> TASK REQUIREMENTS
Give the number of lines in the data below where the string "checks" occurs, and nothing else.

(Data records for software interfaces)
┌──
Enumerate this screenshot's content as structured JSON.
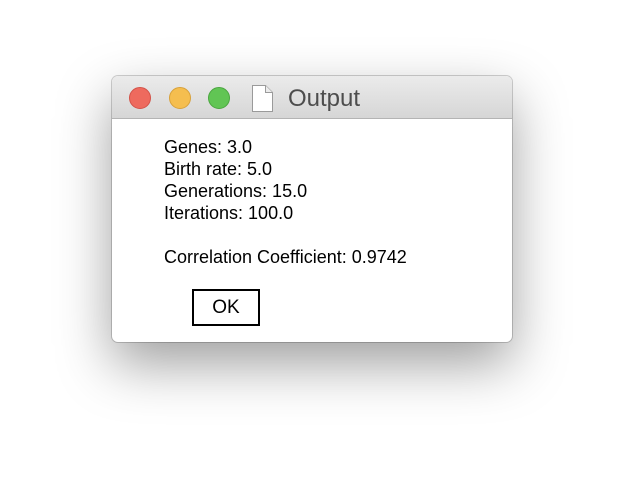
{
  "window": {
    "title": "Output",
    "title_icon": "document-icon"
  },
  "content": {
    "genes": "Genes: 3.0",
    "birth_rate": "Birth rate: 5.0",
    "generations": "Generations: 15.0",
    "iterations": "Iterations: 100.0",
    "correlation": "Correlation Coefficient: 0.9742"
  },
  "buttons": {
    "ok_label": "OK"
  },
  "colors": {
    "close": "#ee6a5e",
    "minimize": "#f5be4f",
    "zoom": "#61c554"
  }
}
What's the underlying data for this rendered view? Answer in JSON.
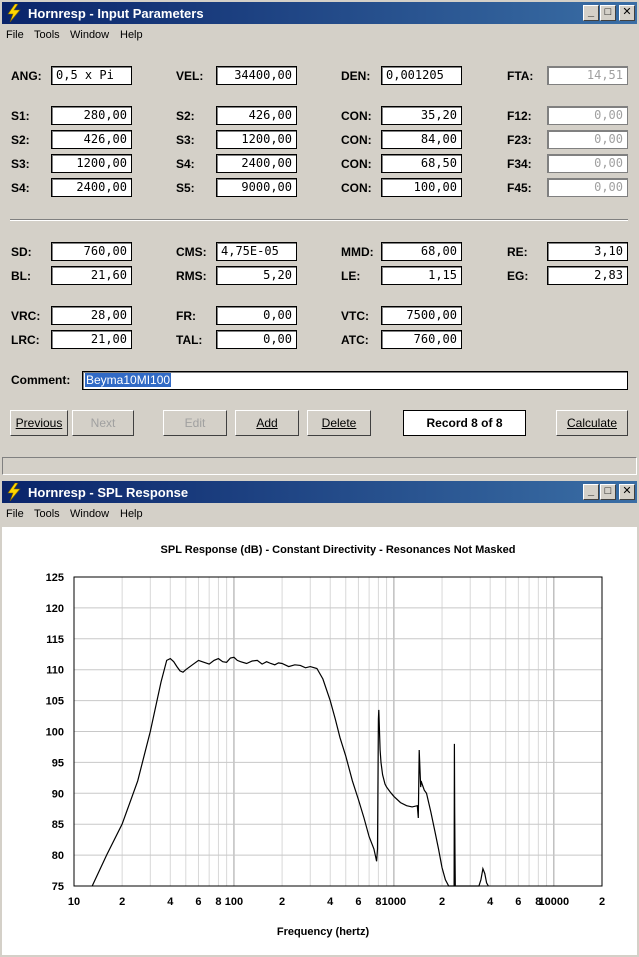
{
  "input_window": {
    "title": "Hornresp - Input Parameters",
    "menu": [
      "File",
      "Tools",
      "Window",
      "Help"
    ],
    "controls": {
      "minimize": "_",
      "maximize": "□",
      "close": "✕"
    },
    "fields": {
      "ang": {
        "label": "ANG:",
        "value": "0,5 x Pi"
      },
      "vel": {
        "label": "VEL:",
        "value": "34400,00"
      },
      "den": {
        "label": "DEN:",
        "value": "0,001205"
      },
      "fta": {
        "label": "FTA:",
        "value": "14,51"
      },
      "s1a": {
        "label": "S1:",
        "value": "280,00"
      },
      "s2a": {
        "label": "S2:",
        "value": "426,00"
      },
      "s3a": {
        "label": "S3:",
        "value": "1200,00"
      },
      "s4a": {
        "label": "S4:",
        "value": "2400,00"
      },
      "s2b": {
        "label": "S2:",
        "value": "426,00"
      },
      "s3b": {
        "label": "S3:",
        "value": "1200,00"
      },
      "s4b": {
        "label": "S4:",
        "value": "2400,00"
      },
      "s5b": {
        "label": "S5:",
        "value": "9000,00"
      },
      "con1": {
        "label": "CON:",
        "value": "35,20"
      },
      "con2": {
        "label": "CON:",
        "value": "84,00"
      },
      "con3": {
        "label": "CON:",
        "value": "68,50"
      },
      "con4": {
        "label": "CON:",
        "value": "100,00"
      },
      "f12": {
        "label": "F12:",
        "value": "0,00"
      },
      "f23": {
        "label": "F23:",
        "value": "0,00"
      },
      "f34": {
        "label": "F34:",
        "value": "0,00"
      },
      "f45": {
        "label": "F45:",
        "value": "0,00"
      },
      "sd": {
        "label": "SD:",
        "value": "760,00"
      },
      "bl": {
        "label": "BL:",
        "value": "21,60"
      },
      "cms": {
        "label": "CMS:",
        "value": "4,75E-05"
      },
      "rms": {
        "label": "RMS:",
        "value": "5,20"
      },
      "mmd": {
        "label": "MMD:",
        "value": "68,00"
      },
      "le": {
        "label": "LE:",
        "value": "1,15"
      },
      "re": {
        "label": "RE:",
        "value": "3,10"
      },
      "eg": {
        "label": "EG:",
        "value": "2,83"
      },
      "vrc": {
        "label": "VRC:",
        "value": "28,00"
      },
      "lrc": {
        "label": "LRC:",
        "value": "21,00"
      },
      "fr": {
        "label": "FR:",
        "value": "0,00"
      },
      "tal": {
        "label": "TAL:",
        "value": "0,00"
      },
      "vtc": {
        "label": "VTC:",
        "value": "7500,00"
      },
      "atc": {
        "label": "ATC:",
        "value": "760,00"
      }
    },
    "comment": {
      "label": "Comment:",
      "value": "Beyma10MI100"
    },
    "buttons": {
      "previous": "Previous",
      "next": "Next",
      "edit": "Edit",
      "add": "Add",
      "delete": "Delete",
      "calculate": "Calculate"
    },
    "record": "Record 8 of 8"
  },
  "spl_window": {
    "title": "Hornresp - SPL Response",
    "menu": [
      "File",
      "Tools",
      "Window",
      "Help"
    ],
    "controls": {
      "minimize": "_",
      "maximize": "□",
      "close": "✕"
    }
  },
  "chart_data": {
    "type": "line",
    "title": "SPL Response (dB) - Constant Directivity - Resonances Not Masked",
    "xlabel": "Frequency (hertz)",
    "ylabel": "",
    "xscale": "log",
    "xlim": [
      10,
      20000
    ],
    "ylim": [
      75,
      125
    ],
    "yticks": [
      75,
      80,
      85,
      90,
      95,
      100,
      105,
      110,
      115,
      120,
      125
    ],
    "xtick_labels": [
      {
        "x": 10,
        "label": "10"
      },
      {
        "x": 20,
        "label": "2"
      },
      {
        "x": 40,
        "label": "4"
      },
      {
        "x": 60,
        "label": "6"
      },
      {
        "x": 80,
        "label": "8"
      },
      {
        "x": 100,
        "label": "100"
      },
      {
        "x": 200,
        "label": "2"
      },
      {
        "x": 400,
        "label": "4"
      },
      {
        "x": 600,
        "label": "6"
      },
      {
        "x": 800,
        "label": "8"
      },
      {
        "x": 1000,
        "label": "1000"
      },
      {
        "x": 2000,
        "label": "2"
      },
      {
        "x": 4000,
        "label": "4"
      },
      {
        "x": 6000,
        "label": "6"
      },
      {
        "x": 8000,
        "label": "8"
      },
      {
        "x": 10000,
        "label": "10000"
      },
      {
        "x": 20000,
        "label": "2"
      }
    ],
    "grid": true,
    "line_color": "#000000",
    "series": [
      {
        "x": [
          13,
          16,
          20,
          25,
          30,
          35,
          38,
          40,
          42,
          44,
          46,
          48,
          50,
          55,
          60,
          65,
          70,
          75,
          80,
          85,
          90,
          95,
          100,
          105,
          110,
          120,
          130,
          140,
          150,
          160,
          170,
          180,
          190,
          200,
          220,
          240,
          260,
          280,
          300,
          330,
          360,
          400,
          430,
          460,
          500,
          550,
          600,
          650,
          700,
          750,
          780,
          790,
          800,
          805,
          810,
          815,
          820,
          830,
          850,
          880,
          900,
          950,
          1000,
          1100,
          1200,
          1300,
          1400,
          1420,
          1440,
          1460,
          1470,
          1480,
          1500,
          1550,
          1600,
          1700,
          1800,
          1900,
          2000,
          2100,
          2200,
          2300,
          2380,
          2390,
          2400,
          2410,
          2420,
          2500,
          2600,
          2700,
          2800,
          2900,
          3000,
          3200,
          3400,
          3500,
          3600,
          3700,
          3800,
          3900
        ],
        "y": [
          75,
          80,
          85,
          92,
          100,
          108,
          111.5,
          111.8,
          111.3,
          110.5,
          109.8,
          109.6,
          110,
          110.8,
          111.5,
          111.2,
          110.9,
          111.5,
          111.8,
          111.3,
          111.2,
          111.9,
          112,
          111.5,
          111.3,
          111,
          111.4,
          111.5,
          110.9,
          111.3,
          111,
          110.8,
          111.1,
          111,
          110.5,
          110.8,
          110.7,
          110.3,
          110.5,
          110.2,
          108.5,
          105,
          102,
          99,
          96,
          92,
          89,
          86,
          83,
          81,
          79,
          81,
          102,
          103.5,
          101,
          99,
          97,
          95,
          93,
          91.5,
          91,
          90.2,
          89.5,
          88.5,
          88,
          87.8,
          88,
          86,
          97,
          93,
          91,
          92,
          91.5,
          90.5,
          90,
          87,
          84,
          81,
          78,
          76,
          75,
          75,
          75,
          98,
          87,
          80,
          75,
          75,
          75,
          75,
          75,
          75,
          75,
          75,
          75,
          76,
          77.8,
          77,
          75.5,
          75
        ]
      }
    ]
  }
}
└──
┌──
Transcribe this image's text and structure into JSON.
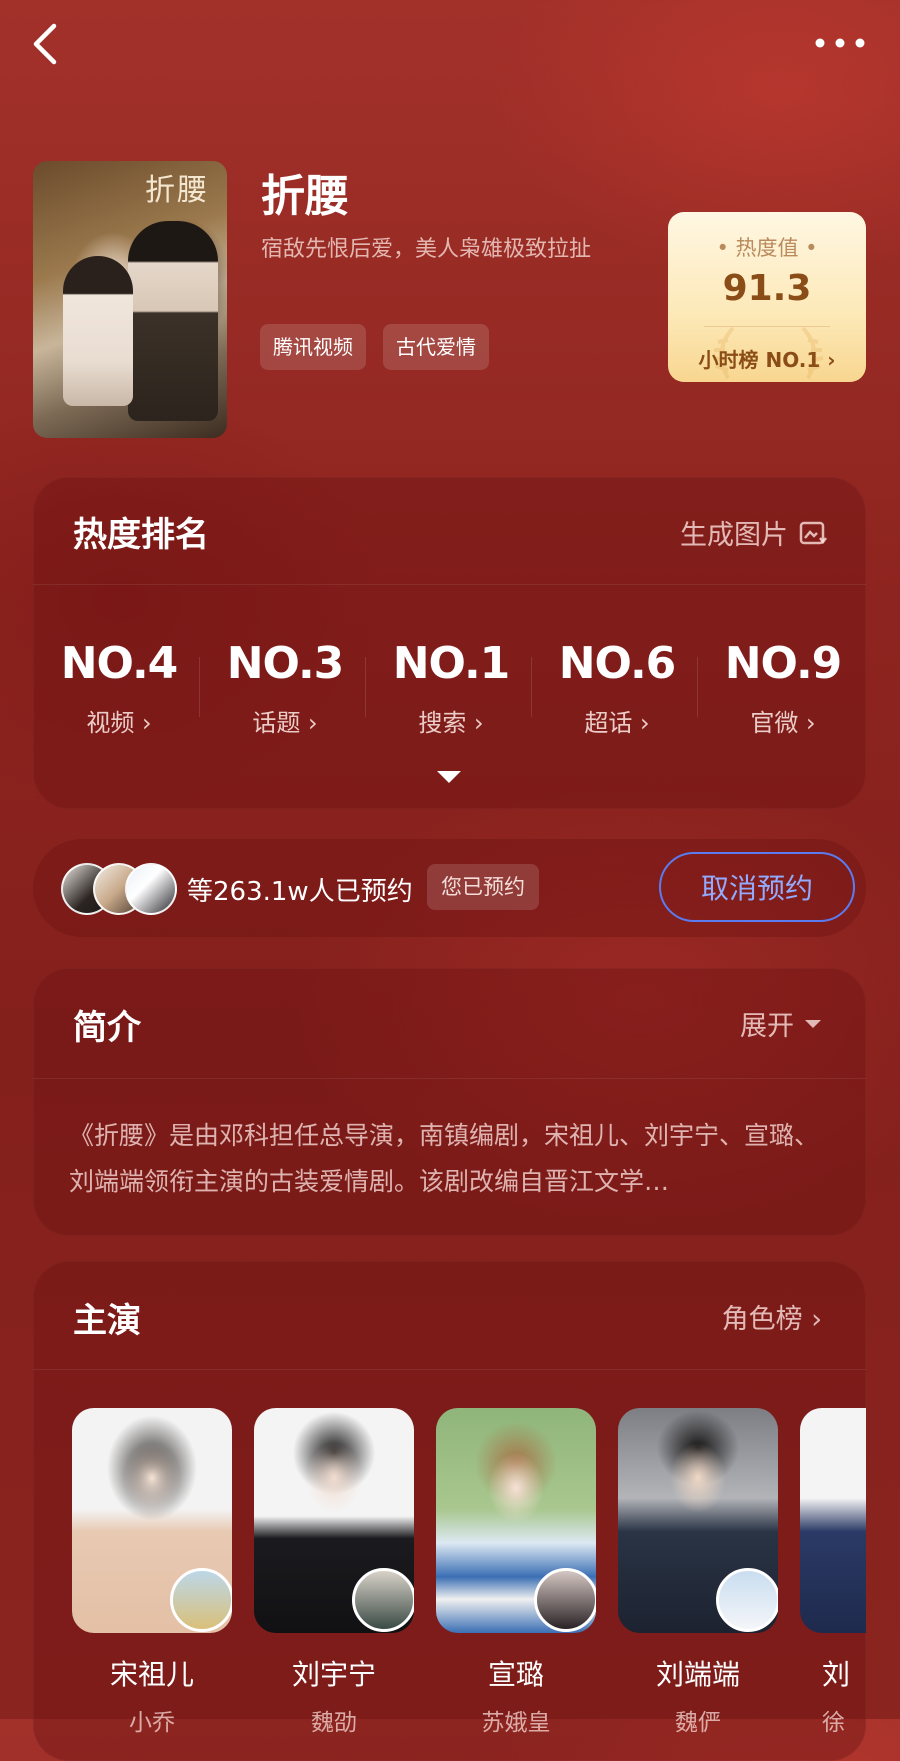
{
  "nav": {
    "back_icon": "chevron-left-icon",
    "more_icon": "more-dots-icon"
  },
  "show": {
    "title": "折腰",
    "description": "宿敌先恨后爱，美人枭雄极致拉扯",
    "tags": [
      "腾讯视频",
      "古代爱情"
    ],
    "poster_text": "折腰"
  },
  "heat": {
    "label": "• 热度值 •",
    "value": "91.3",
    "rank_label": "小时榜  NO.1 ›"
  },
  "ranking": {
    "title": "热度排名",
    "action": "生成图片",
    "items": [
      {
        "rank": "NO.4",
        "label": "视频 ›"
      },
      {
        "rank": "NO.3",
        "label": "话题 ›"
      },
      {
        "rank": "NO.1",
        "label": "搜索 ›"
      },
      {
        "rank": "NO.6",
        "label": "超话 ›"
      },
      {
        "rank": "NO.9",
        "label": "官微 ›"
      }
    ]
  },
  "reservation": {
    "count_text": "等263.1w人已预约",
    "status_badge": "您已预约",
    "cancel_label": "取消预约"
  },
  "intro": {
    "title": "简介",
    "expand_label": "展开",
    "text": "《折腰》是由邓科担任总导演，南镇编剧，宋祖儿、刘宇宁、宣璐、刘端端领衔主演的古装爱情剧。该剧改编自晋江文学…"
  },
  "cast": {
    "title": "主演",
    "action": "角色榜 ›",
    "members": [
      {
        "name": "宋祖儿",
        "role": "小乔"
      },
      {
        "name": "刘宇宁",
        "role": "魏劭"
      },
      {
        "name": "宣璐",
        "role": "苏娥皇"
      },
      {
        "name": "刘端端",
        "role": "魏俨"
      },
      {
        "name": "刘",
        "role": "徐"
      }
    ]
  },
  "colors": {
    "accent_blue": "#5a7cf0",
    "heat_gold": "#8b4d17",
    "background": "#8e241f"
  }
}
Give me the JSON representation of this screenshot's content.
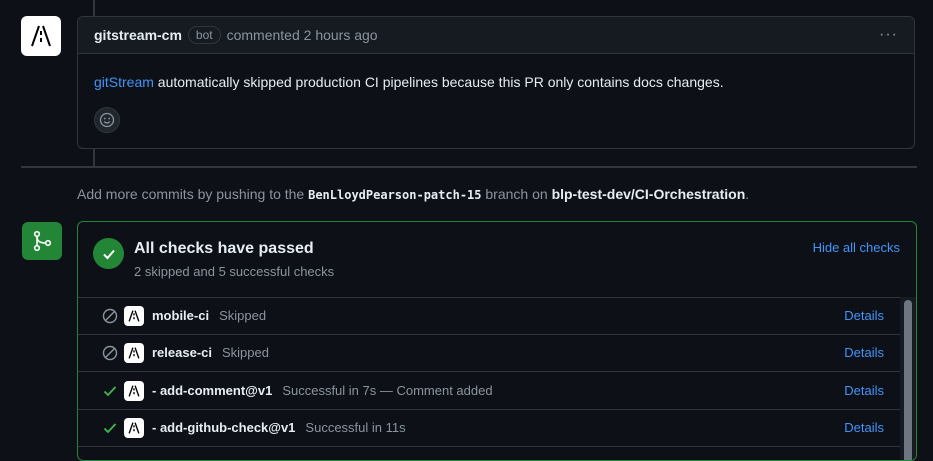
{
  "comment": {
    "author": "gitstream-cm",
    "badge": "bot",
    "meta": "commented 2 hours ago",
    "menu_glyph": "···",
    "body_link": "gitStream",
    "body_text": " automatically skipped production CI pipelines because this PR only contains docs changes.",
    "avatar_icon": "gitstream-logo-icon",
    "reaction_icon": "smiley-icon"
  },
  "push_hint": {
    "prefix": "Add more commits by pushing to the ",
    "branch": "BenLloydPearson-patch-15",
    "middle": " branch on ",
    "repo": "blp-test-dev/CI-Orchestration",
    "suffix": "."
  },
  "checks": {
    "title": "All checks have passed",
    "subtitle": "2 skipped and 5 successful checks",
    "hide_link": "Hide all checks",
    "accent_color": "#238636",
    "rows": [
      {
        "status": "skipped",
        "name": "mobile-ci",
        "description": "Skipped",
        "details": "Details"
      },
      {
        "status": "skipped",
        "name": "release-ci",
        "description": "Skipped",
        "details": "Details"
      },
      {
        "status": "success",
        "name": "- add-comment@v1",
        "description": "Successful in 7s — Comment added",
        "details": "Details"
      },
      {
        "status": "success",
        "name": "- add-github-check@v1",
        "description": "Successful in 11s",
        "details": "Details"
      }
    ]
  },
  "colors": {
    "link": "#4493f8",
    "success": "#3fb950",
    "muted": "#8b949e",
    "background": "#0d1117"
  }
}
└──
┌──
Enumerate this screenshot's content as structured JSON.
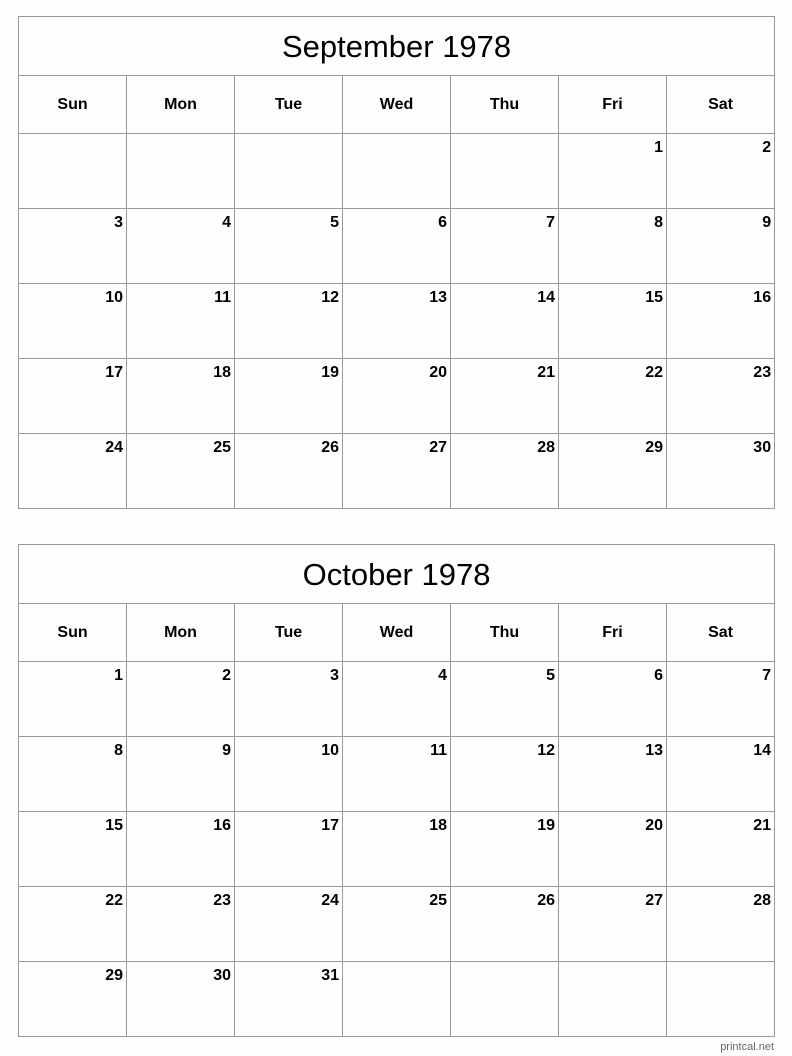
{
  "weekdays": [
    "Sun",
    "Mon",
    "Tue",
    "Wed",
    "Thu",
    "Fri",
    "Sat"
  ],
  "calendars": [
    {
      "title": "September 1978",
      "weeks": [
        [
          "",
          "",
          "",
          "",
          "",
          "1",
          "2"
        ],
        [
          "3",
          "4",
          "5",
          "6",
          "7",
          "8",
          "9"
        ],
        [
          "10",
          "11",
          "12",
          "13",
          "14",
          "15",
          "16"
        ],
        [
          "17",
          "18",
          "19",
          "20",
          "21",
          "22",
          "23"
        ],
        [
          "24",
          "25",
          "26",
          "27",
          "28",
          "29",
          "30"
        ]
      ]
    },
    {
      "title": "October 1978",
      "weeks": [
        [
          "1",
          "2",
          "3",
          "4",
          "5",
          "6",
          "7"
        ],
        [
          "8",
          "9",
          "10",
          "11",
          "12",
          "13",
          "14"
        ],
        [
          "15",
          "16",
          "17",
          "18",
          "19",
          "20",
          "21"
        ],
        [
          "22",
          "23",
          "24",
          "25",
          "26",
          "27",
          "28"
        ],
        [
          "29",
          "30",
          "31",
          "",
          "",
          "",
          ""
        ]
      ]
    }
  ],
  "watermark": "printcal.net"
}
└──
> ANSWER TO THIS EXERCISE
4